Last week was a busy week. I hardly didn’t do any writing at all. Because I was taking care of household chores that I was behind on and getting my space ready for my new desk chair. I ordered it online, and they delivered it to my home early last week. Then I was waiting for my friend to put it together over the weekend.

The arrival of my new chair disrupted my schedule; my back was feeling better, and I worked on overdue chores and organized my space. That made me think about clutter and Attention Deficit Disorder.

I have Attention Deficit Disorder; it is difficult for me to get rid of unwanted items. It seems my mind isn’t wired to stay organized, but I can train my mind and learn to stick with a pattern of behavior.

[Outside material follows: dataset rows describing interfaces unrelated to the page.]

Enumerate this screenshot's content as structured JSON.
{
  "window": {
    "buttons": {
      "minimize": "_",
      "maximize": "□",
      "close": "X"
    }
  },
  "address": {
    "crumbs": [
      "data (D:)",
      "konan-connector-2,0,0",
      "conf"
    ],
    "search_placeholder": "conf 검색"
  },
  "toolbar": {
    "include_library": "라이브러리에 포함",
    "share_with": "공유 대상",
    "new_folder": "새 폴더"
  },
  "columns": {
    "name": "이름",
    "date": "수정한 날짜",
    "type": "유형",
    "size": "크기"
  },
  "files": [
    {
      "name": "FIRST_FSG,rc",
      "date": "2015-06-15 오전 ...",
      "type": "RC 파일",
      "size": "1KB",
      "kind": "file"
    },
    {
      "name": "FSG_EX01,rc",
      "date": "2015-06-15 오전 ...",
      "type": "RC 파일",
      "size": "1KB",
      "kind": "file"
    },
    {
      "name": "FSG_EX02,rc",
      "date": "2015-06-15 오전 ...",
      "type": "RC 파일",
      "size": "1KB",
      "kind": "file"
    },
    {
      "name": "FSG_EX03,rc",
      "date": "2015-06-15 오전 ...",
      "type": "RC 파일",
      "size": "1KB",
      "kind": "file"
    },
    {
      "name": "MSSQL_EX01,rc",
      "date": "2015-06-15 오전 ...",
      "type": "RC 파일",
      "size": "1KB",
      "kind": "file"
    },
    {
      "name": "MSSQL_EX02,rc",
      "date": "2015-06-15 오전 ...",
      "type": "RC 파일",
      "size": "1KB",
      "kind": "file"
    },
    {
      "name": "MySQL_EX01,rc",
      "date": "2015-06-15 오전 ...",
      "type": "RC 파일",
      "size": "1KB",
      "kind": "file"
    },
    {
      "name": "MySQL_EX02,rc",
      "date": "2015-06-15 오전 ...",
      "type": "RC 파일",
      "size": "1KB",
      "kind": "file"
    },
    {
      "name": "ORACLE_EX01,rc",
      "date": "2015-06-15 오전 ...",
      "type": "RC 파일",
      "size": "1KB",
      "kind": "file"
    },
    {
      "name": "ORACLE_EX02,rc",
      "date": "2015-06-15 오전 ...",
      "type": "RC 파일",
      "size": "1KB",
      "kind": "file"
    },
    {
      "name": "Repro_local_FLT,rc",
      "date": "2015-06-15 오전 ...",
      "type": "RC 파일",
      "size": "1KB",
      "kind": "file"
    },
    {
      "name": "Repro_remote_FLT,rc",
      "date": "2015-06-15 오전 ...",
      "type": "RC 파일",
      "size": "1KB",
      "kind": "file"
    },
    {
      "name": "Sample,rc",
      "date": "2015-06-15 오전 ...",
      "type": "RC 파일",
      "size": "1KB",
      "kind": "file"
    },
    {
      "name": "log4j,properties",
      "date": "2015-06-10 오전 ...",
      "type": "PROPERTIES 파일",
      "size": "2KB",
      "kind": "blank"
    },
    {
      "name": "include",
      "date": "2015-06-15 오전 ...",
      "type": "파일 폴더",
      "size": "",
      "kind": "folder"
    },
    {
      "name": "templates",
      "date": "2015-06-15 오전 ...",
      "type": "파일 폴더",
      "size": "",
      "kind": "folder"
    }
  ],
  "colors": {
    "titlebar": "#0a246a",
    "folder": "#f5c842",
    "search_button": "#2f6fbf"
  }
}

I have developed a philosophy has helped me get rid of things I no longer need. Perhaps my philosophy can help people with ADD struggling with items they no longer need or want. It can overwhelm for someone like me with ADD to face those decisions about my belongings.

My first tip is my philosophy that I use; I tell myself by donating my unwanted item to charity to allow someone else the opportunity to have new items. I’m providing a need to others who want my things.

My second tip: I’ve discovered dealing with unwanted belongings I no longer need is already deciding ahead of time about a particular item.

For example, my old office chair, since buying a new chair, I no longer needed it. I had designated my old chair would be a donation. My friend asked me about it and said that he knew someone who could use it. I gave the chair to my friend. I had already decided earlier about the chair, and it was easy for me to let it go.

Deciding in advance about unwanted items provides me with less stress and anxiety, preventing me from being overwhelmed.

My third tip: when I clean and get my space in order, I listen to the experts to find a place for my belongings that I want to keep.

It provides my mind the ability to think about putting my items back once I’m finished using them, and it brings me peace by keeping my space clean and clutter-free.

My fourth tip: I allow myself enough time to complete my cleaning and be realistic about what I can get done in that amount of time.

That is my philosophy. If you have ADD and struggle with clutter, you’re not alone; for some of us, it is problematic to stay organized. By creating your philosophy and changing your behavior pattern, you can live an organized life and be clutter-free. If you quit your routine, just began where you left off.

Remember, never give up.